|International Classification||A61P29/00, A61P39/06, A61K45/00, A61K48/00, A61K38/44, A61K9/00, A61P43/00, A61M31/00, A61K33/00, A61P9/10, A61K38/53, A61F2/82, A61L27/54, A61F2/00, A61L29/16, A61L31/16|
|Cooperative Classification||A61L27/54, A61L2300/114, A61L2300/45, A61F2250/0067, A61L29/16, A61L31/16|
|European Classification||A61L27/54, A61L29/16, A61L31/16|
|Dec 27, 2002||AS||Assignment|
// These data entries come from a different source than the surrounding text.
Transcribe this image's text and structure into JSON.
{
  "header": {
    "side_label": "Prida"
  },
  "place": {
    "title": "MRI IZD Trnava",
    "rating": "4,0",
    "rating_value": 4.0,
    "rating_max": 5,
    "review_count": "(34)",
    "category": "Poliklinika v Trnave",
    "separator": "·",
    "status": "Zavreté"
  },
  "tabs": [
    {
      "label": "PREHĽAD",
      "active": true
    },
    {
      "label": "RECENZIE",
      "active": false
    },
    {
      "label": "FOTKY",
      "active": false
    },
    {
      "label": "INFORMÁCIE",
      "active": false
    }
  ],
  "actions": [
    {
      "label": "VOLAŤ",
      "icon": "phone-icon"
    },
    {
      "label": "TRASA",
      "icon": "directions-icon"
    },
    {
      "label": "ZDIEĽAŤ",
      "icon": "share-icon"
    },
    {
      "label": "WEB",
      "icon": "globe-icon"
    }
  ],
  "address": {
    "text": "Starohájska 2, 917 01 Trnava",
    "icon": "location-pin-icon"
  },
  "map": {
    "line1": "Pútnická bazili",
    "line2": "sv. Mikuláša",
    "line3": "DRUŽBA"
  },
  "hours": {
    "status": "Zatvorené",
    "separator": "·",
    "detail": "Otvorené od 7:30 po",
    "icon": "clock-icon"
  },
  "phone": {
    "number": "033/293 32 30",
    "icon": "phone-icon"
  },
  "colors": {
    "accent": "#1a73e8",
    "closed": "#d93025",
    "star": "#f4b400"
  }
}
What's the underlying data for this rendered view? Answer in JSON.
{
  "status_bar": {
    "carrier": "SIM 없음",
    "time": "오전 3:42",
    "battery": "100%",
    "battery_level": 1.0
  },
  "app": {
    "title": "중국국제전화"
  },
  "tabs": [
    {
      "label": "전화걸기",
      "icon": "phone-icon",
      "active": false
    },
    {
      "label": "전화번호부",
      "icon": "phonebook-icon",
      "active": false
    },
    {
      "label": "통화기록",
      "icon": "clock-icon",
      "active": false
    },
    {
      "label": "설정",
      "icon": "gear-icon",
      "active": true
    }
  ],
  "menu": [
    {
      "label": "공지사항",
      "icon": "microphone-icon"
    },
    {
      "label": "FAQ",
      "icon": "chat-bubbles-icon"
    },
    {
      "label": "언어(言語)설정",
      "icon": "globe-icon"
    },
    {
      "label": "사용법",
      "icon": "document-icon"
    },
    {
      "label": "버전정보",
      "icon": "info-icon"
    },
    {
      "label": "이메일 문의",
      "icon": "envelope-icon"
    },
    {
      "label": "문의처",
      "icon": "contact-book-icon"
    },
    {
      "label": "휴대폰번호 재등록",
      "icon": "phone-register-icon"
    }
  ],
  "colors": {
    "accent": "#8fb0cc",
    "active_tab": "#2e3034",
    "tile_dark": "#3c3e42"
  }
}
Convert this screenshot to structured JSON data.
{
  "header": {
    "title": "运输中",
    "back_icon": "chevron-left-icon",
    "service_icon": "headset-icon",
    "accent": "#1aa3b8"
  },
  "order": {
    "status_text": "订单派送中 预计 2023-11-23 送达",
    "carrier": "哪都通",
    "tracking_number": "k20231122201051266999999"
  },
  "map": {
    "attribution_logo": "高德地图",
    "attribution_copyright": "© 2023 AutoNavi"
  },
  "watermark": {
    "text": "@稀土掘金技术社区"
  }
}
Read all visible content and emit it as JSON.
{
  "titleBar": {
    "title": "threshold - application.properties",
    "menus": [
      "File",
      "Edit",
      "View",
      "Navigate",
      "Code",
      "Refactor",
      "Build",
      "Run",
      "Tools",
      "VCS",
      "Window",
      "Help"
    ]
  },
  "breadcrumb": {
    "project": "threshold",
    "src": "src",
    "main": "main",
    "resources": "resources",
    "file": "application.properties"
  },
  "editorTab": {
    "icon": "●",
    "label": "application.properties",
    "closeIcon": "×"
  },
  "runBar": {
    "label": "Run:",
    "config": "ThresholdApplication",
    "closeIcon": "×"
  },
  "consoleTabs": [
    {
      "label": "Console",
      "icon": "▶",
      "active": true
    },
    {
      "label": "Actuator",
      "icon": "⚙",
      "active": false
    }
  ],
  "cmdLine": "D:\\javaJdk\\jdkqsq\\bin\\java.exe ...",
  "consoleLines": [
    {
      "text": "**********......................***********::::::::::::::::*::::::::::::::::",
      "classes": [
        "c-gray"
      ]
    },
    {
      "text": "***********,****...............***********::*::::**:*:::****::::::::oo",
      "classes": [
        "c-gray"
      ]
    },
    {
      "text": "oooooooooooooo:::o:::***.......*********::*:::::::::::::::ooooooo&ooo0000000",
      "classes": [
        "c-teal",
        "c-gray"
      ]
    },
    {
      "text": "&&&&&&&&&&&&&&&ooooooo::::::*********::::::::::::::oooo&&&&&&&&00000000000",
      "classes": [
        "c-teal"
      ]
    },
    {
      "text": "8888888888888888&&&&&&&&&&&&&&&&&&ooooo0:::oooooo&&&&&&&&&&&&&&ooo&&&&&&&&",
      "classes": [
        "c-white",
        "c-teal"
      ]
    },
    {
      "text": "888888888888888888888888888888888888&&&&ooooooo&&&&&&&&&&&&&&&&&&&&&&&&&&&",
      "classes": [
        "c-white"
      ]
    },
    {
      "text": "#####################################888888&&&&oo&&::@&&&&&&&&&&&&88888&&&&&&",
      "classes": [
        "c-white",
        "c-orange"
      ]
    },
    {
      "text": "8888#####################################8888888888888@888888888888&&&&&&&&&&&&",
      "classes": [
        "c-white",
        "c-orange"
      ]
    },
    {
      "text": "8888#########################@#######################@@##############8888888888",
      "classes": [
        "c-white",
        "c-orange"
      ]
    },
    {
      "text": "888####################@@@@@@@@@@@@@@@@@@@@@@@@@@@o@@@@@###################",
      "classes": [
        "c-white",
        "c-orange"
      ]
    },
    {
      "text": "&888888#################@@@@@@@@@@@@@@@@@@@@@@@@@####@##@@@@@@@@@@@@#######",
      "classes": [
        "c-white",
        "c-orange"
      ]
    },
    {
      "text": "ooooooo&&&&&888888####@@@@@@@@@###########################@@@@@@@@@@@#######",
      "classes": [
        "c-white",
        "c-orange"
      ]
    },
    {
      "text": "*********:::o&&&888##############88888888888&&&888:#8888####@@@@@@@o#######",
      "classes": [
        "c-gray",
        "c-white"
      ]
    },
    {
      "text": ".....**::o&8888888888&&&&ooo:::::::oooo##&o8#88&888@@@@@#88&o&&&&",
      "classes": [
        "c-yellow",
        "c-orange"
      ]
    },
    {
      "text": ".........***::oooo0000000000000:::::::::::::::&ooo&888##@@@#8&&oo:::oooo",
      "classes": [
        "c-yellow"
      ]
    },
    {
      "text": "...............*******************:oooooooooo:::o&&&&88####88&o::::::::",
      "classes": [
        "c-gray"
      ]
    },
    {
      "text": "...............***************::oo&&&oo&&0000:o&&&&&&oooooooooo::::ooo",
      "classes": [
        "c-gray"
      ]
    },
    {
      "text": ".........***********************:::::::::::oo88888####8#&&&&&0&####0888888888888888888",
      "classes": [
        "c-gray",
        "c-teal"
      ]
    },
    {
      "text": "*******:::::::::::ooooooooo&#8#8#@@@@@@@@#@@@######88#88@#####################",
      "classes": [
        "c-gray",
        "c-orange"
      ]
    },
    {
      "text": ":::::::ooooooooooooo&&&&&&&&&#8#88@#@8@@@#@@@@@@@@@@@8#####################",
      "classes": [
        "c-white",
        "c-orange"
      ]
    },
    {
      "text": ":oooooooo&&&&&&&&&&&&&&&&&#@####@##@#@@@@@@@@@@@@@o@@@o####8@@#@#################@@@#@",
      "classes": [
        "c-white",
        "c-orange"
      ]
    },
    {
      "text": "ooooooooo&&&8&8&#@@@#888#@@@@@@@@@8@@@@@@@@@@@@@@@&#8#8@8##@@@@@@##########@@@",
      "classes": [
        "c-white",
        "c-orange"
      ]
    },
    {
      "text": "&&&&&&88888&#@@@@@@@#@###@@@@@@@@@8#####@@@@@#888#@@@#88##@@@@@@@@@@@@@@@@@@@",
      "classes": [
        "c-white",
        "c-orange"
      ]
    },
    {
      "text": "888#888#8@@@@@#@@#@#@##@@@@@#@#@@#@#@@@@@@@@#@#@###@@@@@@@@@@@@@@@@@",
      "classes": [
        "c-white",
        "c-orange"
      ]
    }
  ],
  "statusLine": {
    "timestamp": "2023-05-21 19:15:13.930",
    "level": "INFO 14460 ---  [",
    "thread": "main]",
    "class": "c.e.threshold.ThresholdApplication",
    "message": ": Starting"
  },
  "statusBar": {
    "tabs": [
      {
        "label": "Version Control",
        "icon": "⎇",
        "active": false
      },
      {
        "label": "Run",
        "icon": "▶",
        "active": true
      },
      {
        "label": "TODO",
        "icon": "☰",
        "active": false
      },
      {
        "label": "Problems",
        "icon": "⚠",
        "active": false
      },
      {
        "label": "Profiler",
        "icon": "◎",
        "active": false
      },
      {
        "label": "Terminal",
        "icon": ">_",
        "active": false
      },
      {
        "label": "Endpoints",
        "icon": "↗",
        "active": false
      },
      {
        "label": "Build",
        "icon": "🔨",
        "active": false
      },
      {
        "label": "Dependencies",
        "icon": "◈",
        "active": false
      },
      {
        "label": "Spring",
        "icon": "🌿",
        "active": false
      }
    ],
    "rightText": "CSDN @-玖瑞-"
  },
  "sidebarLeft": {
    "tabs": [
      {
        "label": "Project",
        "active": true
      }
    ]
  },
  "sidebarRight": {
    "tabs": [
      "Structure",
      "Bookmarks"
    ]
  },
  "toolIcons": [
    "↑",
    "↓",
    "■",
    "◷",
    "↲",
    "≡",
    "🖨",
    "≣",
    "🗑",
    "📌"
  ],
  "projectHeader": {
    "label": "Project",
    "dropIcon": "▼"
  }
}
Owner name: MEDTRONIC AVE INC., CALIFORNIA
Free format text: ASSIGNMENT OF ASSIGNORS INTEREST;ASSIGNOR:CAFFERATA, ROBERT L.;REEL/FRAME:013619/0501
Effective date: 20021211